- TASK DIRECTIONS -
For each line below that contains the word "subtitle", make a copy.

[TASK DATA Boundary: Start]

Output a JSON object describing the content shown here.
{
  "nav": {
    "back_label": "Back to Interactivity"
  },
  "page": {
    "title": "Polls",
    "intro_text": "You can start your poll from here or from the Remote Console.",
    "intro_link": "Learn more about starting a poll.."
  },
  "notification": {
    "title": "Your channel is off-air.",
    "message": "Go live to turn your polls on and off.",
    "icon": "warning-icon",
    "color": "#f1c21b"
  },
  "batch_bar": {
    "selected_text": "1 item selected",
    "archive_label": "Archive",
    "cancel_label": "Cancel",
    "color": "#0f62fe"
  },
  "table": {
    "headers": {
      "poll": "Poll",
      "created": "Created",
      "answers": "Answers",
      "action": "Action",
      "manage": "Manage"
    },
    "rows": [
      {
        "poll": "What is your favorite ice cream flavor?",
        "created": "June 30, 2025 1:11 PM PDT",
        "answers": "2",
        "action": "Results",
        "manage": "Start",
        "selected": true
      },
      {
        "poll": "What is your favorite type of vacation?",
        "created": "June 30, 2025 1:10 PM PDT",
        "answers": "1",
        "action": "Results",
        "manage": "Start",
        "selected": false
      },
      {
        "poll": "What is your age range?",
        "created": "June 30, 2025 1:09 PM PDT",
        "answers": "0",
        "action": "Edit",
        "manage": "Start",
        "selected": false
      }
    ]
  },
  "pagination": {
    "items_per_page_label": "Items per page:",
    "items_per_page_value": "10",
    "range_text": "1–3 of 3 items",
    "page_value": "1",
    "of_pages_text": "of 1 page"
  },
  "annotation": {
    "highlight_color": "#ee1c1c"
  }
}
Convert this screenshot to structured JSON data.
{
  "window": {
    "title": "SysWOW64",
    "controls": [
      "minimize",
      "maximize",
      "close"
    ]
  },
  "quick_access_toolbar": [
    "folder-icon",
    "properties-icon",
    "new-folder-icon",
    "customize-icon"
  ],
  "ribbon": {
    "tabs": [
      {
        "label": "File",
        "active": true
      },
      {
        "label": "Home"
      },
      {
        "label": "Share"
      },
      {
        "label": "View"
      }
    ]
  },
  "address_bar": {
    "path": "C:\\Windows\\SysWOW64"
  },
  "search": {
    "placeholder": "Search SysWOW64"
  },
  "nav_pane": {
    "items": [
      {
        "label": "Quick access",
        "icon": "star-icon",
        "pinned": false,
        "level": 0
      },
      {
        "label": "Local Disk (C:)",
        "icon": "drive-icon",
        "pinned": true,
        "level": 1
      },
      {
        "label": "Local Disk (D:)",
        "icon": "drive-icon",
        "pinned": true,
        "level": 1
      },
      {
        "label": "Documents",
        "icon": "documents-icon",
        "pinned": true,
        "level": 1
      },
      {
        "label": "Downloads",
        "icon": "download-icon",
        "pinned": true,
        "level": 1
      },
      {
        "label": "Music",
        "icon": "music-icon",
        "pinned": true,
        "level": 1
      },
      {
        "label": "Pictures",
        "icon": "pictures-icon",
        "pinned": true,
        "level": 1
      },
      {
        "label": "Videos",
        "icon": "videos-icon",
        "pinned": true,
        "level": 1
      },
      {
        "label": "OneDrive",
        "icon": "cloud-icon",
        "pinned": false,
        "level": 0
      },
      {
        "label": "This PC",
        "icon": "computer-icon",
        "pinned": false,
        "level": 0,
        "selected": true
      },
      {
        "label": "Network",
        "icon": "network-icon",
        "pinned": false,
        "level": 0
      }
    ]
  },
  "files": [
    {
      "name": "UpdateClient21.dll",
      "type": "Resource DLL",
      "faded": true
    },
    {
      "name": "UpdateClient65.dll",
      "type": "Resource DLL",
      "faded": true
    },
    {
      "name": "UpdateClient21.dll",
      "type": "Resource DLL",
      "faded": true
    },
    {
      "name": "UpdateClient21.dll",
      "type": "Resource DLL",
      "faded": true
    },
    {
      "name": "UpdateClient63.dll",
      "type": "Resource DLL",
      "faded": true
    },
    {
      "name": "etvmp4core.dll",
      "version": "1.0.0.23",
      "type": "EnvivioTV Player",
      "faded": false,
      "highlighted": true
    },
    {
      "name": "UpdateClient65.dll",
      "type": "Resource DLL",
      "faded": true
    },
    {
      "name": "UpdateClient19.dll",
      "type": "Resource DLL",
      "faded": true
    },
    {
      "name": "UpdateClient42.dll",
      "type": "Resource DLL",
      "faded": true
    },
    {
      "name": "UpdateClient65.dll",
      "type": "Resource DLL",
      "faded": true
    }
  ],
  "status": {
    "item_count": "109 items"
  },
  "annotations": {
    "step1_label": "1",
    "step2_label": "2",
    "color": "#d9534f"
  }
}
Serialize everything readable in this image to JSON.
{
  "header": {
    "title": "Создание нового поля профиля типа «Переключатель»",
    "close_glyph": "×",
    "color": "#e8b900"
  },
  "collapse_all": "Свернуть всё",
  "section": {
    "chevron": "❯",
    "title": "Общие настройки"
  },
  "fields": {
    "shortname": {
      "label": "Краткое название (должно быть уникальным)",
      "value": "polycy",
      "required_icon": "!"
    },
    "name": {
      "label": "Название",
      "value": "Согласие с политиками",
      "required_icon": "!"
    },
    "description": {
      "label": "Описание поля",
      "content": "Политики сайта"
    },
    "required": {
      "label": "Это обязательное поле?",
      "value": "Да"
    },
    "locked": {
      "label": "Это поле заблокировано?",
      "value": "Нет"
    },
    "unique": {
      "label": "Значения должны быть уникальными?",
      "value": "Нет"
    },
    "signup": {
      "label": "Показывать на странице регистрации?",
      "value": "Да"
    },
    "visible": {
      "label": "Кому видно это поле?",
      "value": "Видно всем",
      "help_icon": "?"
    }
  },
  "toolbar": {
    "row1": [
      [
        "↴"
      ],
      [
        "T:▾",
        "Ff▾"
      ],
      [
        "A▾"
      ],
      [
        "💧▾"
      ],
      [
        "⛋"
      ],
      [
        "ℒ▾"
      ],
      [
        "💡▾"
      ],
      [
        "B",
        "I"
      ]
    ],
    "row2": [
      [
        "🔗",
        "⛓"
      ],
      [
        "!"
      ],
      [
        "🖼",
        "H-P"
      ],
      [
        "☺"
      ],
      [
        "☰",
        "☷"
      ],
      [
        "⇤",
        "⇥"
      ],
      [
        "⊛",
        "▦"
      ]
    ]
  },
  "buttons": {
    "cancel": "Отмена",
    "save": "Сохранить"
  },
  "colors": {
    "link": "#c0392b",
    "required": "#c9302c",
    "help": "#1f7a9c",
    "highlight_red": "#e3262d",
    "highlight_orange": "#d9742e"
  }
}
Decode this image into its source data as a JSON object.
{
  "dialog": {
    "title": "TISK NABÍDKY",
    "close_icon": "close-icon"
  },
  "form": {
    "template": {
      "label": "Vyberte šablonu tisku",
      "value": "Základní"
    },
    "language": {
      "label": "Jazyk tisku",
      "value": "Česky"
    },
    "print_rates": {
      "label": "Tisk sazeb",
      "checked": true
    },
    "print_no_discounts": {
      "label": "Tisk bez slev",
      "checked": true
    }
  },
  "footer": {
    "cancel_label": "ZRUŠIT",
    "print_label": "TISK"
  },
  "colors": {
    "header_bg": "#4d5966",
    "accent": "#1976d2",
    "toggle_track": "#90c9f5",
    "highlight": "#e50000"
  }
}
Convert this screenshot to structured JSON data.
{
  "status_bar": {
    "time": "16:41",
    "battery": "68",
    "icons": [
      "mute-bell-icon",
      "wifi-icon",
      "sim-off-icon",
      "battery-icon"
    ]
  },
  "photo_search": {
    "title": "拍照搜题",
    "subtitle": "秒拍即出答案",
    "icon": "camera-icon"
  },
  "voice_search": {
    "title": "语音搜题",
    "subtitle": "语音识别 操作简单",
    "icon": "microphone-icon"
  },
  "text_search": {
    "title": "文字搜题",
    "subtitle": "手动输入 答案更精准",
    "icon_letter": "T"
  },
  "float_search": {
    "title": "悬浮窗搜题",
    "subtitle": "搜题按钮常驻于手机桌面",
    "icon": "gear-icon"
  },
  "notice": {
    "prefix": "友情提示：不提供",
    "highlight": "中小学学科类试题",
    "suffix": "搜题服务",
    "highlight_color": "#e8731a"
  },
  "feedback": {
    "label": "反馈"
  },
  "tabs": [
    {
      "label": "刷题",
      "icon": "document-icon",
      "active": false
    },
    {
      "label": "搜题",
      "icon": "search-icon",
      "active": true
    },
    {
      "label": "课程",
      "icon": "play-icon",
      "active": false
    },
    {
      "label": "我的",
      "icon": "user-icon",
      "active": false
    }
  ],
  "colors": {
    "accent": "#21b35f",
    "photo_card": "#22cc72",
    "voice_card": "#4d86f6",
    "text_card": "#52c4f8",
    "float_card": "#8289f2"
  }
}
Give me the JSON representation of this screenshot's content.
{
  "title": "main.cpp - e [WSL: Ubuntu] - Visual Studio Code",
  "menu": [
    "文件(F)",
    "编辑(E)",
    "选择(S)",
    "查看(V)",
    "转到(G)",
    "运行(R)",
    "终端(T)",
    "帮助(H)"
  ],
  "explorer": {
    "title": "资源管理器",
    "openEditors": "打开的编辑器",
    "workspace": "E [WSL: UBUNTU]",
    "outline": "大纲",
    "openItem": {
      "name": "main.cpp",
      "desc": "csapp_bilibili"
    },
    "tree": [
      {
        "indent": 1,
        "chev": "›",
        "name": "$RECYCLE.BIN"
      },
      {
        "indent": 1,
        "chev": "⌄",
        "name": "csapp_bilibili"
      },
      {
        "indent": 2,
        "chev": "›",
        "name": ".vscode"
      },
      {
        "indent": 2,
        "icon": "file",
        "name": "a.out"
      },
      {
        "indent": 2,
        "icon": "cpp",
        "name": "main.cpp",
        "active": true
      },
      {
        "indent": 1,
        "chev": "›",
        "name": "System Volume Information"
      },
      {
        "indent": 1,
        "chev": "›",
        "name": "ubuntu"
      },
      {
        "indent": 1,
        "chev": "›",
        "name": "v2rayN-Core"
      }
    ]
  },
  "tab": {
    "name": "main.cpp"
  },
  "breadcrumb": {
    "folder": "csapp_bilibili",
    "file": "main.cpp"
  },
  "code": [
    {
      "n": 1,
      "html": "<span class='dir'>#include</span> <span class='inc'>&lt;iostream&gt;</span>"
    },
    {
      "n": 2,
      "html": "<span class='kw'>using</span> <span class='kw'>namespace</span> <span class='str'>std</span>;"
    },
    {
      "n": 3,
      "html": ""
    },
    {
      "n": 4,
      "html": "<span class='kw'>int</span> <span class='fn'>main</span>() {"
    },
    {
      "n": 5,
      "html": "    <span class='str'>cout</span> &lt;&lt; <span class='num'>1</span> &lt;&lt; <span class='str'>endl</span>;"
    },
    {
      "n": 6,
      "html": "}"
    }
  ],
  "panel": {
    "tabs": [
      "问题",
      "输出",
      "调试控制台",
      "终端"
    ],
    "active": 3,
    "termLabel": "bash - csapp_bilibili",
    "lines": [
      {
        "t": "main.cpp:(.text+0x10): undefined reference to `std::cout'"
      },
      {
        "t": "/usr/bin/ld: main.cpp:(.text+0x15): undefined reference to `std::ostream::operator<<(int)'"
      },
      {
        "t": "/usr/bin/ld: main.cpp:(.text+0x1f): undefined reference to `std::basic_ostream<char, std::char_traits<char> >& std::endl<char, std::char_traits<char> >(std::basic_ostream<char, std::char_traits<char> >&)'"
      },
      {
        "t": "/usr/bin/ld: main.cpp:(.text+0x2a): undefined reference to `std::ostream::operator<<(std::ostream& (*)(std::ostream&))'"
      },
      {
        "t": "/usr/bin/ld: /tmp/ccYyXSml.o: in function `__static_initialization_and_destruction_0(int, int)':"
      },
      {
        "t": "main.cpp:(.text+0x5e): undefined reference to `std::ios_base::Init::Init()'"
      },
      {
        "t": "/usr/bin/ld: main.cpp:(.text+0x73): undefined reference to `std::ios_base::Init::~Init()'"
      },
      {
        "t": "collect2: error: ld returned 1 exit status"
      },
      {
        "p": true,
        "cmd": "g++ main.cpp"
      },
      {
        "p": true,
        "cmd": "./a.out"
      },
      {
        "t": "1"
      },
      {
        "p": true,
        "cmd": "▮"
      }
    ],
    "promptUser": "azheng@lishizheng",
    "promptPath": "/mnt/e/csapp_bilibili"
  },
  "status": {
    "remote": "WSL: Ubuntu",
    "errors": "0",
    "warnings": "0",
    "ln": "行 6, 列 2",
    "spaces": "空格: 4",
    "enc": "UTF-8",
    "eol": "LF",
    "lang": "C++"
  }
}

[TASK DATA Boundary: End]

- RESPONSE -
    "subtitle": "秒拍即出答案",
    "subtitle": "语音识别 操作简单",
    "subtitle": "手动输入 答案更精准",
    "subtitle": "搜题按钮常驻于手机桌面",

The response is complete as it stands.